# EXERCISE DIRECTIONS
Count the lines of the records below that hold the word "JSON", and give only the number.

***** DATASET EXCERPTS

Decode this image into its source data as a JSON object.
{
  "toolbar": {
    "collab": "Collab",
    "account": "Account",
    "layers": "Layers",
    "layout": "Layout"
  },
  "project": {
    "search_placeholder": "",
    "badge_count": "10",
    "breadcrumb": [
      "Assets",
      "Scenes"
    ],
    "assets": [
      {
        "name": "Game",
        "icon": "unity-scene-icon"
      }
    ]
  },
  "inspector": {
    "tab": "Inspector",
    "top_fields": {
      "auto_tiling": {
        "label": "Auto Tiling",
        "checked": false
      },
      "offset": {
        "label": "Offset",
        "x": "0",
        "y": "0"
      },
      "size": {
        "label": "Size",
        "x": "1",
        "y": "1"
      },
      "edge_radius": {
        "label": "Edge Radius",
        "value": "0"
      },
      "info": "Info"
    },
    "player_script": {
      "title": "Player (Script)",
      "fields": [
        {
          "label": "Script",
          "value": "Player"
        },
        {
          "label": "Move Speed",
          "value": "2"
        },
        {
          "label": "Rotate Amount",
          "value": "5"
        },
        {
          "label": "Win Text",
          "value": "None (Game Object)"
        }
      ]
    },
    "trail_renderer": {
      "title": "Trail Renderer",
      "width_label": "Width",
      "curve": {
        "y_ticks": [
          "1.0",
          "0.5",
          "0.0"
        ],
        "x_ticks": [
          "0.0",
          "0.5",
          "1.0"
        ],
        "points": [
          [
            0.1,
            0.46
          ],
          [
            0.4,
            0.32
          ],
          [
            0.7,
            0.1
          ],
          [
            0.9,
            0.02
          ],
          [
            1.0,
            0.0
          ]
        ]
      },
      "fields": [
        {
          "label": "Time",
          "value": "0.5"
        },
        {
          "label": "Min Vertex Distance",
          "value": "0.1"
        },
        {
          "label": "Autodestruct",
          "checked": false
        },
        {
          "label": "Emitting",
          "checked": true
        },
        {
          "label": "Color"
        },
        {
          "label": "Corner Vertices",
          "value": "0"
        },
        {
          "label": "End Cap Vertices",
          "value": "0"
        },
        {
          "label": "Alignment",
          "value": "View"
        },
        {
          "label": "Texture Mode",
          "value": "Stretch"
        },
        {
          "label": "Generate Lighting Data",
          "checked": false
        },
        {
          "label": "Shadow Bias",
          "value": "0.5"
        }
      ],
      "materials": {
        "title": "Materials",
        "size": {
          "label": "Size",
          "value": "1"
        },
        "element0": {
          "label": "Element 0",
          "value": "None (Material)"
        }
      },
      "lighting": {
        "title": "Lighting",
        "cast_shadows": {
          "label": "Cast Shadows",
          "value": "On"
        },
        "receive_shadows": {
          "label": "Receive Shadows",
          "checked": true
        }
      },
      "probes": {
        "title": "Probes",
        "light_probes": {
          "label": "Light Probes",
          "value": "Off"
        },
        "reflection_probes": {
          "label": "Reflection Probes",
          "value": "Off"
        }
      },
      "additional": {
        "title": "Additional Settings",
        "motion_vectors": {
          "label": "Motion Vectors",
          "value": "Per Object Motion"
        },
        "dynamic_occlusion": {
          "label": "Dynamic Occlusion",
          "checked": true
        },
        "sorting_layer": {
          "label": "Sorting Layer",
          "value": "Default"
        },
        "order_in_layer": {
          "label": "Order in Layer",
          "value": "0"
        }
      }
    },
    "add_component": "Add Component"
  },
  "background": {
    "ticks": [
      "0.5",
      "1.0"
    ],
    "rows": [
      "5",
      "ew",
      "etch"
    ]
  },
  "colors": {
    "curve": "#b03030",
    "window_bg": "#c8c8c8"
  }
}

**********
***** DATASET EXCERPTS

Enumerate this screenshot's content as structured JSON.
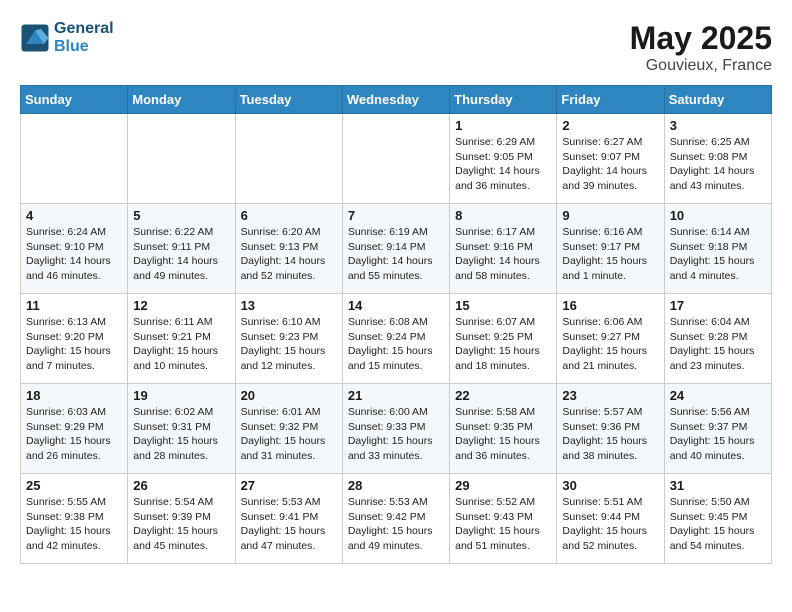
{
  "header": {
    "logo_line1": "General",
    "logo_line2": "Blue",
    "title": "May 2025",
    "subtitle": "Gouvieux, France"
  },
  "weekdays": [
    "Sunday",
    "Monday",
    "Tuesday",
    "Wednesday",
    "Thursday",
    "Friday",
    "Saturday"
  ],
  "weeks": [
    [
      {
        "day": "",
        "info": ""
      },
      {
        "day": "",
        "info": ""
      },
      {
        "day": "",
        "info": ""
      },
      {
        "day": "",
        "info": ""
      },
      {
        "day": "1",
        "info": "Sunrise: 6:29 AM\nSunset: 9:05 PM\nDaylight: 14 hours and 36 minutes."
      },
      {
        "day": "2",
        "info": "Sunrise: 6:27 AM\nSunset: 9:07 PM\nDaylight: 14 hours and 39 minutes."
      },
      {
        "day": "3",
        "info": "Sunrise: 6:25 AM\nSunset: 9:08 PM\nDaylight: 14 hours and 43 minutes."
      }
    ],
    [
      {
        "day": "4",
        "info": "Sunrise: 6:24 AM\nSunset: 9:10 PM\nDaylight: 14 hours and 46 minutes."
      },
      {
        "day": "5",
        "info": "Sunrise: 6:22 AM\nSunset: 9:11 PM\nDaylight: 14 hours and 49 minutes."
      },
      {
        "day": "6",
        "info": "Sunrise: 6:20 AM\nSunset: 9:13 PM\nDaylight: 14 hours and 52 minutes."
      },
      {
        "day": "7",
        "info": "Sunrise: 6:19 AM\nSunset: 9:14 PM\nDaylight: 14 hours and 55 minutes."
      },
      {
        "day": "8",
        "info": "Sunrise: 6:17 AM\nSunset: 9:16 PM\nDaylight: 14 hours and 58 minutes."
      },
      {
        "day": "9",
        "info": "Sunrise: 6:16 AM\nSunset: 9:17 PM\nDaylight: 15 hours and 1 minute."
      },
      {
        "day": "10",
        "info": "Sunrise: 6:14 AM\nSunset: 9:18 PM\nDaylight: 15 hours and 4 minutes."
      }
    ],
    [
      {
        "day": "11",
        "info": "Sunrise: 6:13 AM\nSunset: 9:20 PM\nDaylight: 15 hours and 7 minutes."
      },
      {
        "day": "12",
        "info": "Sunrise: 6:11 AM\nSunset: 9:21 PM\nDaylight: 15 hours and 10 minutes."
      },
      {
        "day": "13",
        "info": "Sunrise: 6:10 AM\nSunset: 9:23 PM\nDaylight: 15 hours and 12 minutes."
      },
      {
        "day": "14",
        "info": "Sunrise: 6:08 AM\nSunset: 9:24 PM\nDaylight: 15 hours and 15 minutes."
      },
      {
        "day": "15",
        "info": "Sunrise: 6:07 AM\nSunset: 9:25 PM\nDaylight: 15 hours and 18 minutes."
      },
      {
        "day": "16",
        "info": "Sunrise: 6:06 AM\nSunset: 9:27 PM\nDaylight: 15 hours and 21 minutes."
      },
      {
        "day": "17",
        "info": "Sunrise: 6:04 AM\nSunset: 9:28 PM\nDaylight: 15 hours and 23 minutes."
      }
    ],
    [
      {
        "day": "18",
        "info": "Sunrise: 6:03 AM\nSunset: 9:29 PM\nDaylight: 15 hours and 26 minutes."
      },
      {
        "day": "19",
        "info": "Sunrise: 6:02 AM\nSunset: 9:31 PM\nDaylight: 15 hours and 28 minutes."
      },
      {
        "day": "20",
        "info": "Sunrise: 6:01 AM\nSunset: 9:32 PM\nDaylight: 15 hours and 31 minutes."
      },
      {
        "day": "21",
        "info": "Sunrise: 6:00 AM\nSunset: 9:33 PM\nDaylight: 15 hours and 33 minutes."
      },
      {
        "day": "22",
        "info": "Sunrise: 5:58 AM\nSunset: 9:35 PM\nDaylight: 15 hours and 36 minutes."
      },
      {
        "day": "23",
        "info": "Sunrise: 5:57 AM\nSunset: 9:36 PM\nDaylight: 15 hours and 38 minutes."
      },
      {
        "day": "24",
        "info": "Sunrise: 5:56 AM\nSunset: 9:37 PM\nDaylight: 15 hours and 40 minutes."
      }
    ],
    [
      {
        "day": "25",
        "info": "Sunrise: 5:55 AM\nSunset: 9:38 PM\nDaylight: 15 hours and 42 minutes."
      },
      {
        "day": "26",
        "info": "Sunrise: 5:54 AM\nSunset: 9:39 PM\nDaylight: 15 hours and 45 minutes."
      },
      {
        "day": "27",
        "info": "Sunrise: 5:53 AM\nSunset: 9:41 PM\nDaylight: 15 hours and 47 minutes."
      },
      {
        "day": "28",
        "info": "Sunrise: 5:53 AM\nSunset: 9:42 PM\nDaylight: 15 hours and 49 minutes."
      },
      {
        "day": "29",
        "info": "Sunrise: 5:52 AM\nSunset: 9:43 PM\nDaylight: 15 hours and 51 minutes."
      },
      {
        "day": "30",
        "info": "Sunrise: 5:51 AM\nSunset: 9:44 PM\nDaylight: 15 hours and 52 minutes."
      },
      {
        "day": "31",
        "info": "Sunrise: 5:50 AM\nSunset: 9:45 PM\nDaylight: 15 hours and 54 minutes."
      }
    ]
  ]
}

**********

# RESULT OF THE EXERCISE
2